### AIM OF THE TASK:
Below is a listing; copy all of it exactly.

### SOURCE MATERIAL:

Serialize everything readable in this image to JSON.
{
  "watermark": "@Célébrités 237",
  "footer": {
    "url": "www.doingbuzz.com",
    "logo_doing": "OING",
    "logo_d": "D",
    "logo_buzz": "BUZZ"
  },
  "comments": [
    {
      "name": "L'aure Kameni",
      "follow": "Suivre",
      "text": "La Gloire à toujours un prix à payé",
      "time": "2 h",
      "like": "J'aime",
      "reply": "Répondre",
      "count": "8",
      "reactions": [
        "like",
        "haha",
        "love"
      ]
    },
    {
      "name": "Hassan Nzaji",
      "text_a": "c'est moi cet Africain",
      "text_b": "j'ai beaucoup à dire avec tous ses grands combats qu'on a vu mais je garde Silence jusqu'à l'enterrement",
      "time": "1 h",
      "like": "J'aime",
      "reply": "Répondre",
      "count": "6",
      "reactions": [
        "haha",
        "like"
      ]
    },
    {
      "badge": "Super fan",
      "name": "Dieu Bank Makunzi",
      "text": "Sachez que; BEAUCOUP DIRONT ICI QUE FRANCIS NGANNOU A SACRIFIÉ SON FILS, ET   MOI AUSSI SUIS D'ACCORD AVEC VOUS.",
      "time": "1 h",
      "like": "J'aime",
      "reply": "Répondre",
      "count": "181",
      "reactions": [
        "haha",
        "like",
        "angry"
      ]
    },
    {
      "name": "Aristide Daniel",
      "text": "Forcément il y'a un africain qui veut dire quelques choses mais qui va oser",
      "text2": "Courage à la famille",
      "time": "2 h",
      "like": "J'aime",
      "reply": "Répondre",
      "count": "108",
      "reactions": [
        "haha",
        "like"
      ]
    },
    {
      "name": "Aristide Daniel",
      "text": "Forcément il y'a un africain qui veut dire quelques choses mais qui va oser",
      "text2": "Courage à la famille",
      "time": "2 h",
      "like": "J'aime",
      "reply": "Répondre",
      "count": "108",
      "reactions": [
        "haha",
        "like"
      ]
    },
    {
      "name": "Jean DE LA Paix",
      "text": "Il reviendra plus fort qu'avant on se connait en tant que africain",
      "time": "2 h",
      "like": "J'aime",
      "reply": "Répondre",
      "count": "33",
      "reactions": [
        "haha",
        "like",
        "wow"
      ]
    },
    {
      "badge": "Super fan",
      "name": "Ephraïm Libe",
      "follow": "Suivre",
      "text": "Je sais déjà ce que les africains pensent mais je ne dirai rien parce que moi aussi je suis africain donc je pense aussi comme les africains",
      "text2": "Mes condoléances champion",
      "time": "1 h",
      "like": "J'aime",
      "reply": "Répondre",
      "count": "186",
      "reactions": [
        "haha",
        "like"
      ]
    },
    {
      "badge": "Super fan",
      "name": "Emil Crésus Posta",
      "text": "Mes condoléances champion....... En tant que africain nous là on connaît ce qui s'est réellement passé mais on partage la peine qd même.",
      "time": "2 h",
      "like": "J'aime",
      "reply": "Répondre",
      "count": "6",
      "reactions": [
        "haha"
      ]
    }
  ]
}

### REPLY:
Serialize everything readable in this image to JSON.
{
  "watermark": "@Célébrités 237",
  "footer": {
    "url": "www.doingbuzz.com",
    "logo_doing": "OING",
    "logo_d": "D",
    "logo_buzz": "BUZZ"
  },
  "comments": [
    {
      "name": "L'aure Kameni",
      "follow": "Suivre",
      "text": "La Gloire à toujours un prix à payé",
      "time": "2 h",
      "like": "J'aime",
      "reply": "Répondre",
      "count": "8",
      "reactions": [
        "like",
        "haha",
        "love"
      ]
    },
    {
      "name": "Hassan Nzaji",
      "text_a": "c'est moi cet Africain",
      "text_b": "j'ai beaucoup à dire avec tous ses grands combats qu'on a vu mais je garde Silence jusqu'à l'enterrement",
      "time": "1 h",
      "like": "J'aime",
      "reply": "Répondre",
      "count": "6",
      "reactions": [
        "haha",
        "like"
      ]
    },
    {
      "badge": "Super fan",
      "name": "Dieu Bank Makunzi",
      "text": "Sachez que; BEAUCOUP DIRONT ICI QUE FRANCIS NGANNOU A SACRIFIÉ SON FILS, ET   MOI AUSSI SUIS D'ACCORD AVEC VOUS.",
      "time": "1 h",
      "like": "J'aime",
      "reply": "Répondre",
      "count": "181",
      "reactions": [
        "haha",
        "like",
        "angry"
      ]
    },
    {
      "name": "Aristide Daniel",
      "text": "Forcément il y'a un africain qui veut dire quelques choses mais qui va oser",
      "text2": "Courage à la famille",
      "time": "2 h",
      "like": "J'aime",
      "reply": "Répondre",
      "count": "108",
      "reactions": [
        "haha",
        "like"
      ]
    },
    {
      "name": "Aristide Daniel",
      "text": "Forcément il y'a un africain qui veut dire quelques choses mais qui va oser",
      "text2": "Courage à la famille",
      "time": "2 h",
      "like": "J'aime",
      "reply": "Répondre",
      "count": "108",
      "reactions": [
        "haha",
        "like"
      ]
    },
    {
      "name": "Jean DE LA Paix",
      "text": "Il reviendra plus fort qu'avant on se connait en tant que africain",
      "time": "2 h",
      "like": "J'aime",
      "reply": "Répondre",
      "count": "33",
      "reactions": [
        "haha",
        "like",
        "wow"
      ]
    },
    {
      "badge": "Super fan",
      "name": "Ephraïm Libe",
      "follow": "Suivre",
      "text": "Je sais déjà ce que les africains pensent mais je ne dirai rien parce que moi aussi je suis africain donc je pense aussi comme les africains",
      "text2": "Mes condoléances champion",
      "time": "1 h",
      "like": "J'aime",
      "reply": "Répondre",
      "count": "186",
      "reactions": [
        "haha",
        "like"
      ]
    },
    {
      "badge": "Super fan",
      "name": "Emil Crésus Posta",
      "text": "Mes condoléances champion....... En tant que africain nous là on connaît ce qui s'est réellement passé mais on partage la peine qd même.",
      "time": "2 h",
      "like": "J'aime",
      "reply": "Répondre",
      "count": "6",
      "reactions": [
        "haha"
      ]
    }
  ]
}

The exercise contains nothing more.